▶ **Your instructions**
Go through the entries and set each one down exactly.

[Start of section]

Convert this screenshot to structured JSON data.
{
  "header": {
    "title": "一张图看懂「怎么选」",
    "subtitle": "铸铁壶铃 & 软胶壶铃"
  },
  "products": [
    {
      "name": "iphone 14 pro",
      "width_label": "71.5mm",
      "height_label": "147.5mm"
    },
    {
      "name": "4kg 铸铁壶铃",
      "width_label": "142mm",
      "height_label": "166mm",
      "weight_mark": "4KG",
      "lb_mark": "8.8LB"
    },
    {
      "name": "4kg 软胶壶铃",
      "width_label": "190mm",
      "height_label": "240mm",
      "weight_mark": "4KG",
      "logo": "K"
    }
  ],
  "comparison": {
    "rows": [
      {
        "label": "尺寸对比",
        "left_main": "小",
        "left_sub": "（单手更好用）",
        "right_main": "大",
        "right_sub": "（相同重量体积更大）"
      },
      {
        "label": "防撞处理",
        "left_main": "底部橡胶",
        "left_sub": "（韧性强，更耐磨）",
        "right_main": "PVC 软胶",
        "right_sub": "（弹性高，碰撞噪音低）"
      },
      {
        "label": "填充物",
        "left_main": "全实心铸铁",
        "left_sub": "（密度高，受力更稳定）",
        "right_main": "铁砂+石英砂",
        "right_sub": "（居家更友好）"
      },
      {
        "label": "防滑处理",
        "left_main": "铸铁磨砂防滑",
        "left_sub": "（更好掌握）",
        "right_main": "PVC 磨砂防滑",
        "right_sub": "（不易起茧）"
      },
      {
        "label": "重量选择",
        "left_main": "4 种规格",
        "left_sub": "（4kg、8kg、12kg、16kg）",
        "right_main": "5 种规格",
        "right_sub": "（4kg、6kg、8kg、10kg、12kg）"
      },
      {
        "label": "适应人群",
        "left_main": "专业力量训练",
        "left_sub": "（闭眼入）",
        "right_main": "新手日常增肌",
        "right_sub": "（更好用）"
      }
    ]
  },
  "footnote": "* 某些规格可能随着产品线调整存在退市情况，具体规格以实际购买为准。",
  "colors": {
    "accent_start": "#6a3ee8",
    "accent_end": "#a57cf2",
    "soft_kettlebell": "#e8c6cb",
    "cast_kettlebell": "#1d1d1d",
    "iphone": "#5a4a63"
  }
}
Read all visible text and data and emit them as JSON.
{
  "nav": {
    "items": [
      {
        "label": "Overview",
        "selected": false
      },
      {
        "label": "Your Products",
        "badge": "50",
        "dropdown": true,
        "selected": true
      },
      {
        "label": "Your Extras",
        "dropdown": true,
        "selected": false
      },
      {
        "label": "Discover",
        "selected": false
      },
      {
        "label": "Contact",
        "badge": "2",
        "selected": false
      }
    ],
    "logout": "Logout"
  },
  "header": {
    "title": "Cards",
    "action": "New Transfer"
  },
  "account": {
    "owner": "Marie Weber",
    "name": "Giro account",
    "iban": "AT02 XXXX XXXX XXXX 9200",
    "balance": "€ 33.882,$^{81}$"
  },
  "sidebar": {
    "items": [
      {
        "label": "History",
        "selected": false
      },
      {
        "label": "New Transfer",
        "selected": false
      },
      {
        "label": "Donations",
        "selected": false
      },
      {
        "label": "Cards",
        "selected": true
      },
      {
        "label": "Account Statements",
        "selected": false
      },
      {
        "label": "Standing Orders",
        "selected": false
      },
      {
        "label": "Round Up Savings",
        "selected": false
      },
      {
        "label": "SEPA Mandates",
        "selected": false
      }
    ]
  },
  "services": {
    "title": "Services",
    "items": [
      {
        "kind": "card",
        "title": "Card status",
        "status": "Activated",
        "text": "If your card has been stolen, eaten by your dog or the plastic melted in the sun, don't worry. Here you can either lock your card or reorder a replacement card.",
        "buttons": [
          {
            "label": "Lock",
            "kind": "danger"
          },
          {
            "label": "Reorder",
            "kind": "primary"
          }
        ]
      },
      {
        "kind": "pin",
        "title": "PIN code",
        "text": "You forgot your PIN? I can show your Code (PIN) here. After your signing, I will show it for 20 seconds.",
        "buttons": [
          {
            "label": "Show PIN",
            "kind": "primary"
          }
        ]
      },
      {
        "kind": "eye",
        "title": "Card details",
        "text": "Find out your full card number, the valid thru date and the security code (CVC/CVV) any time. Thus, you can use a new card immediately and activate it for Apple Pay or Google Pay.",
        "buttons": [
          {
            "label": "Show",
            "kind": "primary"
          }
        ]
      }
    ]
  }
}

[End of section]

▶ **Reply to the exercise**
Convert this screenshot to structured JSON data.
{
  "header": {
    "title": "一张图看懂「怎么选」",
    "subtitle": "铸铁壶铃 & 软胶壶铃"
  },
  "products": [
    {
      "name": "iphone 14 pro",
      "width_label": "71.5mm",
      "height_label": "147.5mm"
    },
    {
      "name": "4kg 铸铁壶铃",
      "width_label": "142mm",
      "height_label": "166mm",
      "weight_mark": "4KG",
      "lb_mark": "8.8LB"
    },
    {
      "name": "4kg 软胶壶铃",
      "width_label": "190mm",
      "height_label": "240mm",
      "weight_mark": "4KG",
      "logo": "K"
    }
  ],
  "comparison": {
    "rows": [
      {
        "label": "尺寸对比",
        "left_main": "小",
        "left_sub": "（单手更好用）",
        "right_main": "大",
        "right_sub": "（相同重量体积更大）"
      },
      {
        "label": "防撞处理",
        "left_main": "底部橡胶",
        "left_sub": "（韧性强，更耐磨）",
        "right_main": "PVC 软胶",
        "right_sub": "（弹性高，碰撞噪音低）"
      },
      {
        "label": "填充物",
        "left_main": "全实心铸铁",
        "left_sub": "（密度高，受力更稳定）",
        "right_main": "铁砂+石英砂",
        "right_sub": "（居家更友好）"
      },
      {
        "label": "防滑处理",
        "left_main": "铸铁磨砂防滑",
        "left_sub": "（更好掌握）",
        "right_main": "PVC 磨砂防滑",
        "right_sub": "（不易起茧）"
      },
      {
        "label": "重量选择",
        "left_main": "4 种规格",
        "left_sub": "（4kg、8kg、12kg、16kg）",
        "right_main": "5 种规格",
        "right_sub": "（4kg、6kg、8kg、10kg、12kg）"
      },
      {
        "label": "适应人群",
        "left_main": "专业力量训练",
        "left_sub": "（闭眼入）",
        "right_main": "新手日常增肌",
        "right_sub": "（更好用）"
      }
    ]
  },
  "footnote": "* 某些规格可能随着产品线调整存在退市情况，具体规格以实际购买为准。",
  "colors": {
    "accent_start": "#6a3ee8",
    "accent_end": "#a57cf2",
    "soft_kettlebell": "#e8c6cb",
    "cast_kettlebell": "#1d1d1d",
    "iphone": "#5a4a63"
  }
}
Read all visible text and data and emit them as JSON.
{
  "nav": {
    "items": [
      {
        "label": "Overview",
        "selected": false
      },
      {
        "label": "Your Products",
        "badge": "50",
        "dropdown": true,
        "selected": true
      },
      {
        "label": "Your Extras",
        "dropdown": true,
        "selected": false
      },
      {
        "label": "Discover",
        "selected": false
      },
      {
        "label": "Contact",
        "badge": "2",
        "selected": false
      }
    ],
    "logout": "Logout"
  },
  "header": {
    "title": "Cards",
    "action": "New Transfer"
  },
  "account": {
    "owner": "Marie Weber",
    "name": "Giro account",
    "iban": "AT02 XXXX XXXX XXXX 9200",
    "balance": "€ 33.882,$^{81}$"
  },
  "sidebar": {
    "items": [
      {
        "label": "History",
        "selected": false
      },
      {
        "label": "New Transfer",
        "selected": false
      },
      {
        "label": "Donations",
        "selected": false
      },
      {
        "label": "Cards",
        "selected": true
      },
      {
        "label": "Account Statements",
        "selected": false
      },
      {
        "label": "Standing Orders",
        "selected": false
      },
      {
        "label": "Round Up Savings",
        "selected": false
      },
      {
        "label": "SEPA Mandates",
        "selected": false
      }
    ]
  },
  "services": {
    "title": "Services",
    "items": [
      {
        "kind": "card",
        "title": "Card status",
        "status": "Activated",
        "text": "If your card has been stolen, eaten by your dog or the plastic melted in the sun, don't worry. Here you can either lock your card or reorder a replacement card.",
        "buttons": [
          {
            "label": "Lock",
            "kind": "danger"
          },
          {
            "label": "Reorder",
            "kind": "primary"
          }
        ]
      },
      {
        "kind": "pin",
        "title": "PIN code",
        "text": "You forgot your PIN? I can show your Code (PIN) here. After your signing, I will show it for 20 seconds.",
        "buttons": [
          {
            "label": "Show PIN",
            "kind": "primary"
          }
        ]
      },
      {
        "kind": "eye",
        "title": "Card details",
        "text": "Find out your full card number, the valid thru date and the security code (CVC/CVV) any time. Thus, you can use a new card immediately and activate it for Apple Pay or Google Pay.",
        "buttons": [
          {
            "label": "Show",
            "kind": "primary"
          }
        ]
      }
    ]
  }
}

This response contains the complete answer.